The fibre intake when consuming whole foods feeds the microbiome – good bacteria- in our gut, creates a big bulky gel that binds to and pushes through the products in our digestive tract.
Essentially the more fibre, the bulkier the poop, bigger urge to go and results in an easier evacuation of waste.
Dietary fibre has 2 distinct chemical structures and functions within our body. Traditionally these are classified as soluble fibre and insoluble fibre.
Soluble fibre, as the name suggests, absorbs water and tends to create the gel like matter inside our digestive system. This slows down the rate at which food moves through our bodies to excretion.
The benefits of soluble fibre include;
Absorption of dietary fats
Regulation of blood sugars
Feeds the beneficial bacteria in our digestive system
Lowers blood cholesterol
You will find soluble fibre in products as; Oats, chia seeds, flax seeds, legumes, and some vegetables and fruits. Psyllium husks are the main ingredients of products such as Metamucil.
RDI for fibre is 25g a day for women 38 g a day for men
Insoluble fibre- Yes, that’s right. This is the fibre that does not absorb water and generally referred to as Roughage due to its course texture.
The benefits of insoluble fibre include;
Prevention and cure for constipation
Sweeps the inside of the digestive system clean=big poo
Reduces the risk of colon cancer
Insoluble fibre can be found in wholegrains, bran cereals, nuts, seeds, broccoli, vegetable and fruit skins, spinach and kale.
Unprocessed.
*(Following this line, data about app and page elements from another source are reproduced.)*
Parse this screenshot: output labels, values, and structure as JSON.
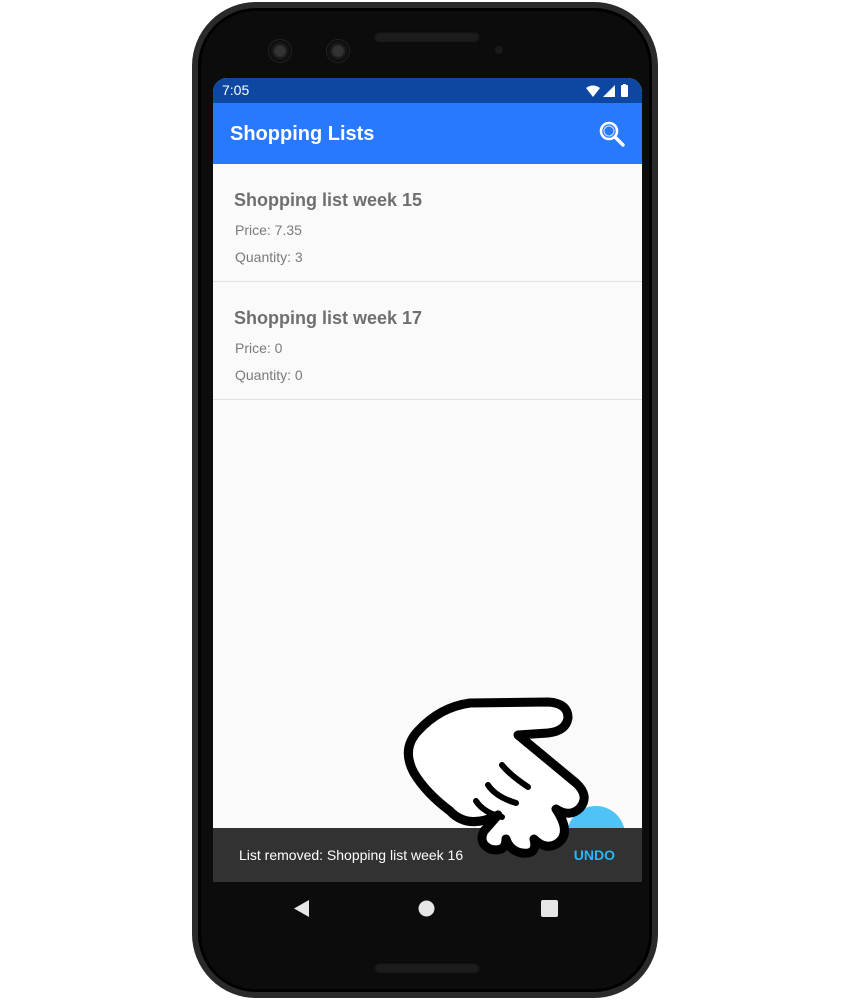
{
  "status_bar": {
    "time": "7:05"
  },
  "app_bar": {
    "title": "Shopping Lists"
  },
  "lists": [
    {
      "title": "Shopping list week 15",
      "price": "Price: 7.35",
      "quantity": "Quantity: 3"
    },
    {
      "title": "Shopping list week 17",
      "price": "Price: 0",
      "quantity": "Quantity: 0"
    }
  ],
  "snackbar": {
    "message": "List removed: Shopping list week 16",
    "action": "UNDO"
  },
  "colors": {
    "status_bar": "#0d47a1",
    "app_bar": "#2979ff",
    "fab": "#4fc3f7",
    "snackbar": "#323232",
    "snackbar_action": "#29b6f6"
  },
  "icons": [
    "search-icon",
    "wifi-icon",
    "signal-icon",
    "battery-icon",
    "back-icon",
    "home-icon",
    "recents-icon",
    "pointing-hand-icon"
  ]
}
As a general rule, the less processed a food is and the most like its natural state, the higher the nutrition content.
The less processed the less preservatives, colours, flavours or additives it will contain. Where possible, buying organic, will reduce your ingestion of foods sprayed with fertilizers, pesticides, and other synthetic additives.
In animal products, organic refers to the avoidance of hormones and antibiotics.
We know now that these highly processed foods create inflammation and disease.
Individuality- Whilst it is important to consider Variety, Wholefoods and Unprocessed factors into our diets, it is important to remember that an individual’s needs are dependent on a number of aspects such as; genetics, social/cultural, environmental, psychological, and lifestyle factors such as levels of activity.
Nutritional requirements for each person are significantly diverse for each person and can depend on digestion issues and any sensitives and allergies, medications taken, quality, cost and availability of foods, age, general health and lifestyle can all impact what the ‘ideal diet’ looks like.
Importantly, it is what works for you. You are not the same as your sister, mother or friend. To tune in and listen to your body as we do on the mat, we are better able to understand what works for you and make necessary changes.
When we create balance in all areas of our life, Mind, Body & Soul, eating a variety of whole plant-based foods, getting enough physical activity, and managing our stress, we are nurturing our entire beings—physically, emotionally, and spiritually—and nourishing our deepest selves.
How are you nourishing your deepest self?